I wish I had more time in Saigon. But I didn’t. So, I took a city tour of Saigon. City tours are probably the fastest way to see the notable sights in the city.
The tour guide who came to get me the next day was a war veteran who fought on the side of the Americans. He is a slight, dark man with sunglasses. He is half Filipino, half Vietnamese and about 65 years of age. He hates doing the city tour. His favourite tour to do is the Cu Chi Tunnels because he had war experiences there.
Mr Tour Guide hated this museum because he felt it only told the Vietnamese side of the story.
“Nobody won the Vietnam war. Everybody lost the war. So many Vietnamese suffered because of the war.”
Mr Tour Guide gave us only an hour and a half to get through the three floors of exhibits. Hardly enough. He suggests that we start at the top, then move downwards.
He was right – the third floor was the most interesting. This floor had three exhibits: one honouring the photojournalists who worked to document the war (there was even one from Singapore!!), another one depicting the effects of Agent Orange and the last one about the weapons used during the war.
I practically ran through the exhibits on the ground floor.
So obviously – My ancestors are from South China and I have already seen many of these temples around Asia. So this sight is not as rare to me as the visitors from the west might find this temple.
This temple is dedicated to Ma Zu, who is the goddess who watches over the lives of seafaring people. She is very relevant to the South Chinese as they depend a lot on the sea to make a living. She is also known as 天后, which means the Queen of the Heavens.
Still, the carvings in the temples are worth the visit. Especially if you are going to pop by the nearby Ben Thanh Market.
Ben Thanh Market
If you are not here to buy food, bugger off somewhere else. Food items are priced reasonably here (you will still need to bargain a little). Clothes are not the cheapest here.
This is a good place to wander around and enjoy the market scene. If you are here to buy coffee, it pays to wander a bit away from the market and into some of those shops near the market. I bought 300g of local coffee for 24,000 VND from a middle-aged Vietnamese man who spoke Cantonese. I also bought some flower tea in the market – 12 flowers for about 150,000 VND, after some bargaining.
For clothes and accessories, seek Saigon Square instead.
Here’s an example how reasonable the prices are at Saigon Square:
I bought a pair of pants in Hoi An. (See Exhibit A: Photo of me standing in front of Chinese temple, above) Those pants.

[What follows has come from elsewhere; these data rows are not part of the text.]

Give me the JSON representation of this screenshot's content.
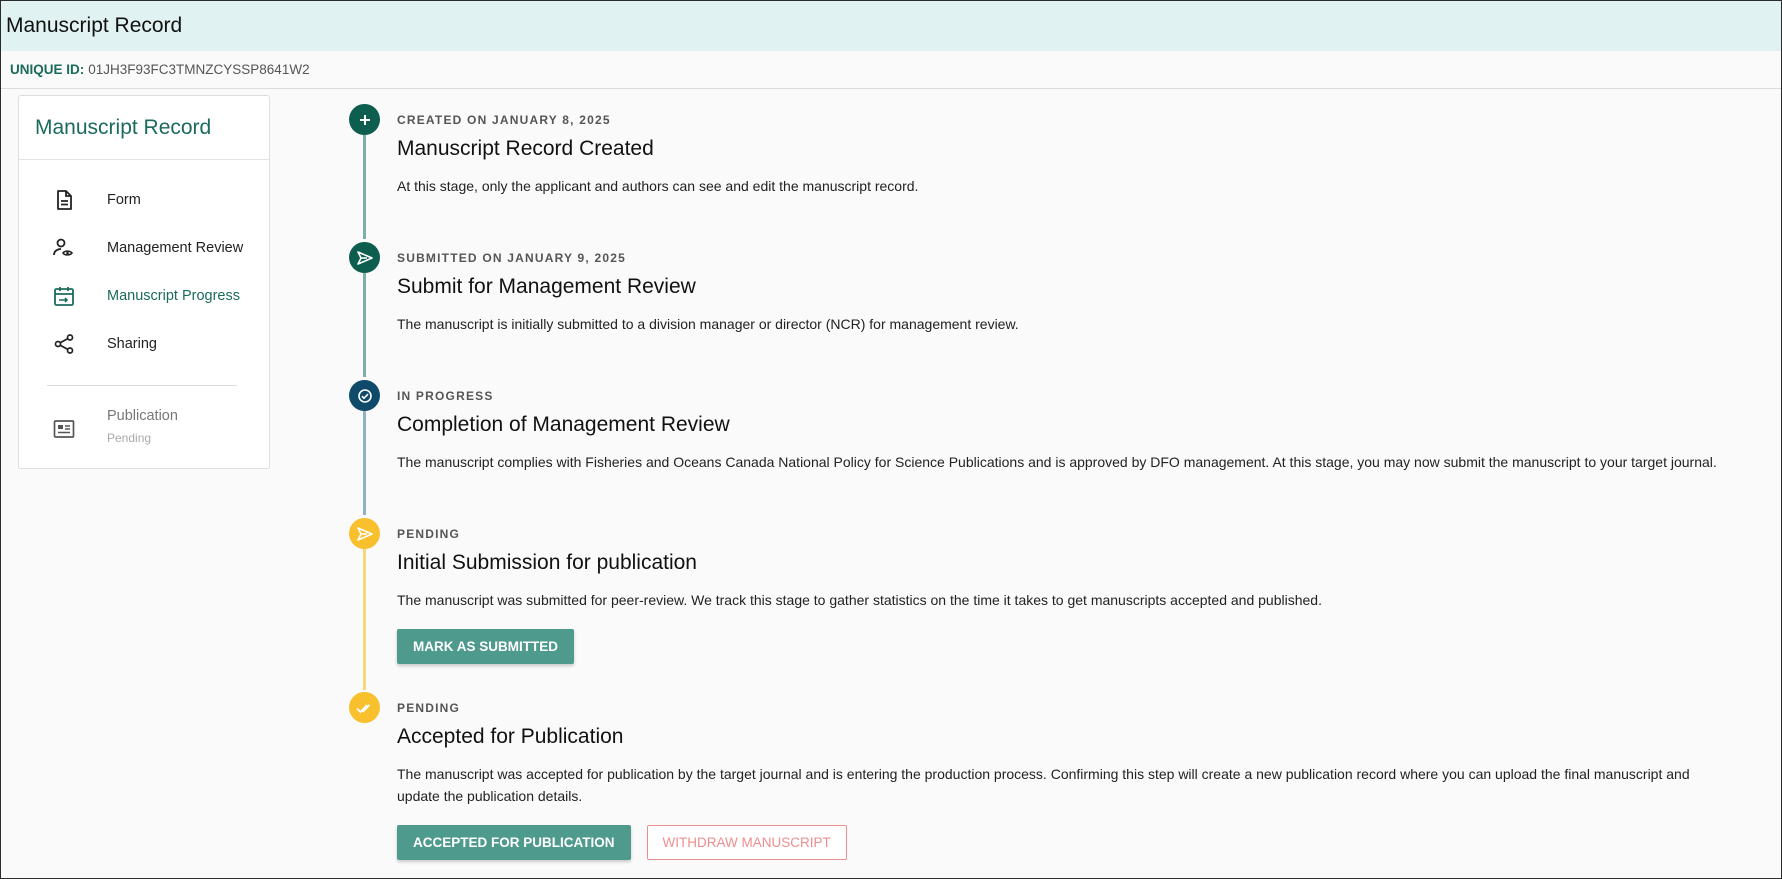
{
  "header": {
    "title": "Manuscript Record"
  },
  "id_bar": {
    "label": "UNIQUE ID:",
    "value": "01JH3F93FC3TMNZCYSSP8641W2"
  },
  "sidebar": {
    "title": "Manuscript Record",
    "items": [
      {
        "label": "Form",
        "icon": "document-icon",
        "active": false
      },
      {
        "label": "Management Review",
        "icon": "user-review-icon",
        "active": false
      },
      {
        "label": "Manuscript Progress",
        "icon": "calendar-progress-icon",
        "active": true
      },
      {
        "label": "Sharing",
        "icon": "share-icon",
        "active": false
      }
    ],
    "publication": {
      "label": "Publication",
      "sublabel": "Pending",
      "icon": "newspaper-icon"
    }
  },
  "colors": {
    "accent": "#1b6b5d",
    "done": "#0e5e4f",
    "in_progress": "#0f4a6b",
    "pending": "#f9c02d",
    "line_done": "#7fb0a8",
    "line_pending": "#f7d77b",
    "button": "#4e9a8d",
    "withdraw": "#ef8e8e"
  },
  "steps": [
    {
      "status": "CREATED ON JANUARY 8, 2025",
      "title": "Manuscript Record Created",
      "description": "At this stage, only the applicant and authors can see and edit the manuscript record.",
      "icon": "plus-icon"
    },
    {
      "status": "SUBMITTED ON JANUARY 9, 2025",
      "title": "Submit for Management Review",
      "description": "The manuscript is initially submitted to a division manager or director (NCR) for management review.",
      "icon": "send-icon"
    },
    {
      "status": "IN PROGRESS",
      "title": "Completion of Management Review",
      "description": "The manuscript complies with Fisheries and Oceans Canada National Policy for Science Publications and is approved by DFO management. At this stage, you may now submit the manuscript to your target journal.",
      "icon": "check-circle-icon"
    },
    {
      "status": "PENDING",
      "title": "Initial Submission for publication",
      "description": "The manuscript was submitted for peer-review. We track this stage to gather statistics on the time it takes to get manuscripts accepted and published.",
      "icon": "send-icon",
      "button": "MARK AS SUBMITTED"
    },
    {
      "status": "PENDING",
      "title": "Accepted for Publication",
      "description": "The manuscript was accepted for publication by the target journal and is entering the production process. Confirming this step will create a new publication record where you can upload the final manuscript and update the publication details.",
      "icon": "double-check-icon",
      "button_primary": "ACCEPTED FOR PUBLICATION",
      "button_secondary": "WITHDRAW MANUSCRIPT"
    }
  ]
}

They cost me 90,000 VND (about SGD$5.65) in Hoi An. These are size 4, so they cost a bit more – more material! They have pockets.
I saw a pair of similar pants at one stall in Ben Thanh market, but without pockets. The guy quoted me 250,000 VND. I laughed in his face, and told him I bought my pants for 90,000 VND. He immediately lowered his price to 100,000 VND. That, I believe, was the local price. But I was looking for a pair with pockets. So I walked on.
I came upon another stall selling those pants, this time with pockets. I tried to bargain it down to 100,000 VND, but the shopkeeper lady was adamant – she said 100,000 VND was her purchase price. Thus, I bought a pair of pants at 120,000 VND.
Later in the evening, I stumbled on Saigon Square. Something in me told me to go in.
I went to the second floor, and I saw a stall selling these pants by the truckloads. There were some Caucasian kids in there trying to haggle down the price of 90,000 VND for a pair. (Come on, guys!)
Without even bargaining, her price was 100,000 VND for size 4 pants. I knew that was the base price, so I bought another two pairs of pants.
These are officially my favourite pair of pants to travel in when in hot countries. They have pockets, are lightweight and suitable for conservative Asian countries. ♥ Packing just became easier.
These came at the end of the tour, and they are next to each other.
The interior of the Central Post Office was a sight to behold.
There are many tourists in the place, but this building is still actively used by the locals. I keep contrasting this place with our own General Post Office in Singapore. Oh well.
And with this, the city tour ended.
N.B: If you are looking for a place in District 1 to change your money to VND, my hostel recommended a goldsmith shop named Kim Mai – click the link for address (with accent marks!) and phone number.
I obtained a rate of 16,120,000 VND to 100 SGD in this shop. This rate was quite similar to the rate online.
Cost of tour: USD$10
Duration of tour: 8.30am to 4.30pm – I have filtered out the not-so-interesting places from this post.
Places I visited in this tour:
- War Remnant Museum
- Chinatown, Thien Hau Temple
- Ben Thanh Market
- Handicraft Workshop – manned by the disabled. However, things are VERY expensive there.
- Reunification Palace – YAWN
- the Basilica/The Cathedral
- The Central Post Office
- City Hall – I don’t have an impression of it at all.
Next stop: Kerala! In fact, I am on the plane to Kerala right now. This post was written in advance.
(My mum has resigned herself to the fact that I will be backpacking India solo. For 6 days only!)